__WHAT TO PRODUCE__
Write out the data exactly, keeping every line.

__STORED DATA__
· · · · · · ·

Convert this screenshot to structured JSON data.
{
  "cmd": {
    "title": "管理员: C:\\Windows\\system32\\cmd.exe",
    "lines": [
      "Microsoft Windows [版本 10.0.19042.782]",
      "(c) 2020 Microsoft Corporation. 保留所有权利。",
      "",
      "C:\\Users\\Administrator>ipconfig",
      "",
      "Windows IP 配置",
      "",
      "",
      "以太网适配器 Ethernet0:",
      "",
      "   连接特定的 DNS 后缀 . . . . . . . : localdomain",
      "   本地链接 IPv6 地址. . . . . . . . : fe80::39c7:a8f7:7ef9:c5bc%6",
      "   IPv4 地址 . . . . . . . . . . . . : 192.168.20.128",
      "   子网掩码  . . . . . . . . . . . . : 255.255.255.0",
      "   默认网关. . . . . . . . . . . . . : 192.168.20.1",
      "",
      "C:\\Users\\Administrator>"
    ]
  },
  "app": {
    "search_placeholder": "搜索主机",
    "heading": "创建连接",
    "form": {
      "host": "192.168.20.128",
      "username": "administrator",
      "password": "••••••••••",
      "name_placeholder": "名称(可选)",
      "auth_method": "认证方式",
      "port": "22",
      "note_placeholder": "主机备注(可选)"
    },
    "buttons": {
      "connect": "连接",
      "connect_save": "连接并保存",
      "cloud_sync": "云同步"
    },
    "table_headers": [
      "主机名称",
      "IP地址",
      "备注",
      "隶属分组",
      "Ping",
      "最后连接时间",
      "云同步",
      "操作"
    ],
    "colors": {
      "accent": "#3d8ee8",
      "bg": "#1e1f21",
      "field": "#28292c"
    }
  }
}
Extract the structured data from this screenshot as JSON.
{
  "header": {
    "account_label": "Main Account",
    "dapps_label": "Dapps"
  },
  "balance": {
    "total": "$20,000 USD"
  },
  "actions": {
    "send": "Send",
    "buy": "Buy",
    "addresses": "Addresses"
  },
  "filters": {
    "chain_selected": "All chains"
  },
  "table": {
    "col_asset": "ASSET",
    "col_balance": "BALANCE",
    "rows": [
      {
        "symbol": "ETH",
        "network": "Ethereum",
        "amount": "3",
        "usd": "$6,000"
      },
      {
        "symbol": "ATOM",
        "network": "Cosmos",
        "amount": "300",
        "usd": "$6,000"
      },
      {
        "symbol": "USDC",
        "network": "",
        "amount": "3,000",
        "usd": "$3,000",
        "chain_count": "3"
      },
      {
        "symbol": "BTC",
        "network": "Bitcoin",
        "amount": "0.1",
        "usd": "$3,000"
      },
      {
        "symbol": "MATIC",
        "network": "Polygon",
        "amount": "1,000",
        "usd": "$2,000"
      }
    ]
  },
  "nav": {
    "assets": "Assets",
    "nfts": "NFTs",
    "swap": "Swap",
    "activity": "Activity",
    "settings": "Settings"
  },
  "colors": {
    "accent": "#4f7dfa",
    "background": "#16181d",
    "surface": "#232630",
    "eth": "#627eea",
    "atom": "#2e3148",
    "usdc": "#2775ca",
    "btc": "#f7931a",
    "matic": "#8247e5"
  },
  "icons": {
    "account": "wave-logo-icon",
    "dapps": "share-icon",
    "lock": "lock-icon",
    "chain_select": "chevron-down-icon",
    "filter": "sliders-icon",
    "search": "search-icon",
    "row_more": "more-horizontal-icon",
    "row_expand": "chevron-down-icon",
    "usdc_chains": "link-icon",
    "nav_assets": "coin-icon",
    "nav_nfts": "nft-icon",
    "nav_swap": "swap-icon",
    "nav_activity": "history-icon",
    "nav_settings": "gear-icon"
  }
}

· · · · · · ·

__SOLUTION BELOW__
Convert this screenshot to structured JSON data.
{
  "cmd": {
    "title": "管理员: C:\\Windows\\system32\\cmd.exe",
    "lines": [
      "Microsoft Windows [版本 10.0.19042.782]",
      "(c) 2020 Microsoft Corporation. 保留所有权利。",
      "",
      "C:\\Users\\Administrator>ipconfig",
      "",
      "Windows IP 配置",
      "",
      "",
      "以太网适配器 Ethernet0:",
      "",
      "   连接特定的 DNS 后缀 . . . . . . . : localdomain",
      "   本地链接 IPv6 地址. . . . . . . . : fe80::39c7:a8f7:7ef9:c5bc%6",
      "   IPv4 地址 . . . . . . . . . . . . : 192.168.20.128",
      "   子网掩码  . . . . . . . . . . . . : 255.255.255.0",
      "   默认网关. . . . . . . . . . . . . : 192.168.20.1",
      "",
      "C:\\Users\\Administrator>"
    ]
  },
  "app": {
    "search_placeholder": "搜索主机",
    "heading": "创建连接",
    "form": {
      "host": "192.168.20.128",
      "username": "administrator",
      "password": "••••••••••",
      "name_placeholder": "名称(可选)",
      "auth_method": "认证方式",
      "port": "22",
      "note_placeholder": "主机备注(可选)"
    },
    "buttons": {
      "connect": "连接",
      "connect_save": "连接并保存",
      "cloud_sync": "云同步"
    },
    "table_headers": [
      "主机名称",
      "IP地址",
      "备注",
      "隶属分组",
      "Ping",
      "最后连接时间",
      "云同步",
      "操作"
    ],
    "colors": {
      "accent": "#3d8ee8",
      "bg": "#1e1f21",
      "field": "#28292c"
    }
  }
}
Extract the structured data from this screenshot as JSON.
{
  "header": {
    "account_label": "Main Account",
    "dapps_label": "Dapps"
  },
  "balance": {
    "total": "$20,000 USD"
  },
  "actions": {
    "send": "Send",
    "buy": "Buy",
    "addresses": "Addresses"
  },
  "filters": {
    "chain_selected": "All chains"
  },
  "table": {
    "col_asset": "ASSET",
    "col_balance": "BALANCE",
    "rows": [
      {
        "symbol": "ETH",
        "network": "Ethereum",
        "amount": "3",
        "usd": "$6,000"
      },
      {
        "symbol": "ATOM",
        "network": "Cosmos",
        "amount": "300",
        "usd": "$6,000"
      },
      {
        "symbol": "USDC",
        "network": "",
        "amount": "3,000",
        "usd": "$3,000",
        "chain_count": "3"
      },
      {
        "symbol": "BTC",
        "network": "Bitcoin",
        "amount": "0.1",
        "usd": "$3,000"
      },
      {
        "symbol": "MATIC",
        "network": "Polygon",
        "amount": "1,000",
        "usd": "$2,000"
      }
    ]
  },
  "nav": {
    "assets": "Assets",
    "nfts": "NFTs",
    "swap": "Swap",
    "activity": "Activity",
    "settings": "Settings"
  },
  "colors": {
    "accent": "#4f7dfa",
    "background": "#16181d",
    "surface": "#232630",
    "eth": "#627eea",
    "atom": "#2e3148",
    "usdc": "#2775ca",
    "btc": "#f7931a",
    "matic": "#8247e5"
  },
  "icons": {
    "account": "wave-logo-icon",
    "dapps": "share-icon",
    "lock": "lock-icon",
    "chain_select": "chevron-down-icon",
    "filter": "sliders-icon",
    "search": "search-icon",
    "row_more": "more-horizontal-icon",
    "row_expand": "chevron-down-icon",
    "usdc_chains": "link-icon",
    "nav_assets": "coin-icon",
    "nav_nfts": "nft-icon",
    "nav_swap": "swap-icon",
    "nav_activity": "history-icon",
    "nav_settings": "gear-icon"
  }
}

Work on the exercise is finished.